Source data:
# # #

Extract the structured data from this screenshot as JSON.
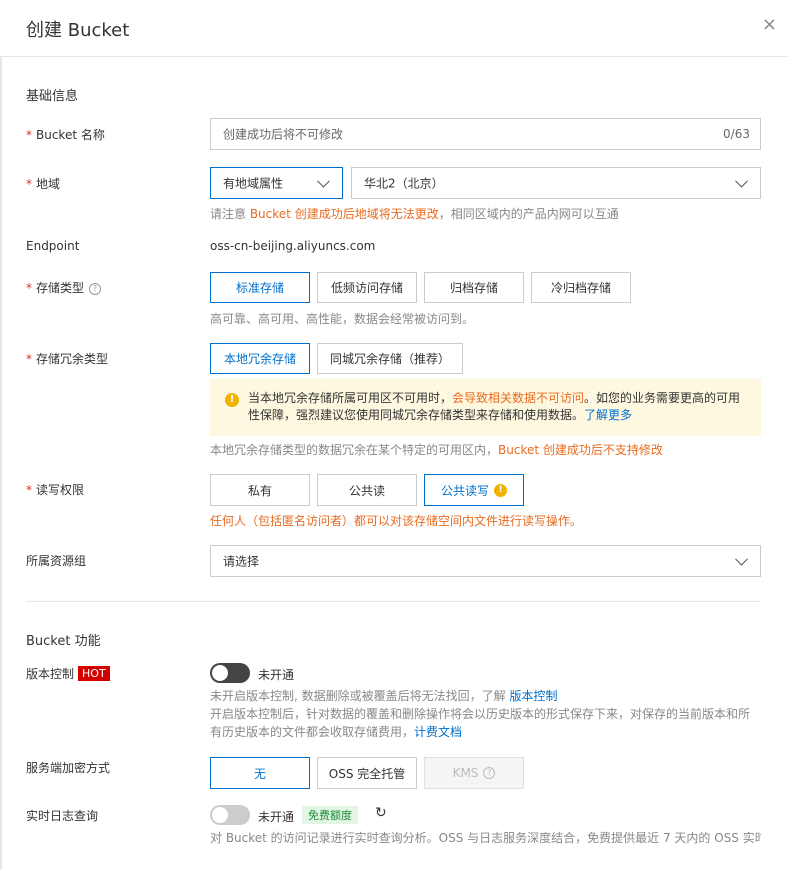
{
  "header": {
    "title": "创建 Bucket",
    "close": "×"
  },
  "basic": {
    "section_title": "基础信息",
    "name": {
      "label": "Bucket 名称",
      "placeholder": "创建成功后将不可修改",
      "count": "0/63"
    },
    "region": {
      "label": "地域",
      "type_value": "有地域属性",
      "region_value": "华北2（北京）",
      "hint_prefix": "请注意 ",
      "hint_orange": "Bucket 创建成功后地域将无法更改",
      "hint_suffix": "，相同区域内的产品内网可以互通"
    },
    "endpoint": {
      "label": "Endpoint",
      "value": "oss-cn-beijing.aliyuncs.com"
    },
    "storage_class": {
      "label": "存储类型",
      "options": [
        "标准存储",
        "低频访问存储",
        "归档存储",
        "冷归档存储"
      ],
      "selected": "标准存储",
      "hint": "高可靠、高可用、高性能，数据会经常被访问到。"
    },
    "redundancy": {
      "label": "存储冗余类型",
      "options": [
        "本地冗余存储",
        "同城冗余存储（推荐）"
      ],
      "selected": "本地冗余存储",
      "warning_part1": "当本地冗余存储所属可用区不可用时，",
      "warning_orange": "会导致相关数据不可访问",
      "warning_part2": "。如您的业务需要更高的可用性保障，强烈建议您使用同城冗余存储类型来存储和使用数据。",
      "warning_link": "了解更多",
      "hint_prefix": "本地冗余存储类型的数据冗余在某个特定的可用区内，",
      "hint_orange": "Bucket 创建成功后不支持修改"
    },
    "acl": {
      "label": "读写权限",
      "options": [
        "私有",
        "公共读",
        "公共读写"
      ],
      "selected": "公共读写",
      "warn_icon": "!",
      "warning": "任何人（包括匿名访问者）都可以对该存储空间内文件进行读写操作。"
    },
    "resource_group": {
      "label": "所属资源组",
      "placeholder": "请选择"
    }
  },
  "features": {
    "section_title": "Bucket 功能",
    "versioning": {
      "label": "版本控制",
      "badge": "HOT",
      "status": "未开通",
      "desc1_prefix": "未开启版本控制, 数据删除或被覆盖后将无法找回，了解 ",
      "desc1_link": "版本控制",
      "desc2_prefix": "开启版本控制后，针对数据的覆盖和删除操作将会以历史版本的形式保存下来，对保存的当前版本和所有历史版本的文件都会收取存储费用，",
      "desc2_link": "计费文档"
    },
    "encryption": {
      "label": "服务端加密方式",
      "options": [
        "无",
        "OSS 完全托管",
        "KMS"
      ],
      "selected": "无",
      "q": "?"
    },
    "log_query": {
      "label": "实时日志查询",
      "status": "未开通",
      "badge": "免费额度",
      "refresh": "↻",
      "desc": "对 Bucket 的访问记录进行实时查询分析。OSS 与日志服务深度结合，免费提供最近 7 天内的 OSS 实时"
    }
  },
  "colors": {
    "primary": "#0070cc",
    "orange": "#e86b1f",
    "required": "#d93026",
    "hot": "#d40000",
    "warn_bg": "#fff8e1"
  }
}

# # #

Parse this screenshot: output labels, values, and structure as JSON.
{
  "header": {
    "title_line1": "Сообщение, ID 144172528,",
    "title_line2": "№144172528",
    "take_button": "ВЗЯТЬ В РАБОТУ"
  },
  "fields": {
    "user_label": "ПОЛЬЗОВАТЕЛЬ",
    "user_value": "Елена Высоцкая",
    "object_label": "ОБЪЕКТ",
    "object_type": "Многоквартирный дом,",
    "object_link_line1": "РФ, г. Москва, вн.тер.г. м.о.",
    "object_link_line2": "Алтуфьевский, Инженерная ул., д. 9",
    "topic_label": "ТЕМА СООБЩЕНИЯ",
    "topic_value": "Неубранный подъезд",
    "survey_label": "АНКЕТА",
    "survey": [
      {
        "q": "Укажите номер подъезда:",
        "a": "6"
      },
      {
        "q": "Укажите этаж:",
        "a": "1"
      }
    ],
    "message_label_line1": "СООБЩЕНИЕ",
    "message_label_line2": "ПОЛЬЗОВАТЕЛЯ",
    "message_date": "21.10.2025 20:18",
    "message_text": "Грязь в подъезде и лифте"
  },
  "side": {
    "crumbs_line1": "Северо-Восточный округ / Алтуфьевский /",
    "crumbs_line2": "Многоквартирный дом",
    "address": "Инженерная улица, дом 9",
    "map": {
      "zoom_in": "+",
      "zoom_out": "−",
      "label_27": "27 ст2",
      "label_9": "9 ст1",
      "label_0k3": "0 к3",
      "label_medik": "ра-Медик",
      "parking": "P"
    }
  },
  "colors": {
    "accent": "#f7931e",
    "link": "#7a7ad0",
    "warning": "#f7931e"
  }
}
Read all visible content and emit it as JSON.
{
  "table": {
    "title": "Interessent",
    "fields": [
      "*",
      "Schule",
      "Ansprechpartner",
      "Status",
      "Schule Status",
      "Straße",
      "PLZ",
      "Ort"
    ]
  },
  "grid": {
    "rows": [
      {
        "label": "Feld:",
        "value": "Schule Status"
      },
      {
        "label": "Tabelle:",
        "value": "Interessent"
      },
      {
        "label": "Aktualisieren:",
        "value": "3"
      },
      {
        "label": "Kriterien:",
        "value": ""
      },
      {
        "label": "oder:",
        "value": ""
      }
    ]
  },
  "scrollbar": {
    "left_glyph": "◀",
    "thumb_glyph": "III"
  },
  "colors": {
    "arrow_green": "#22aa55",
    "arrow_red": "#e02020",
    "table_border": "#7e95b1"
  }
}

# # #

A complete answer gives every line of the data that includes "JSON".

Extract the structured data from this screenshot as JSON.
Parse this screenshot: output labels, values, and structure as JSON.
Read all visible content and emit it as JSON.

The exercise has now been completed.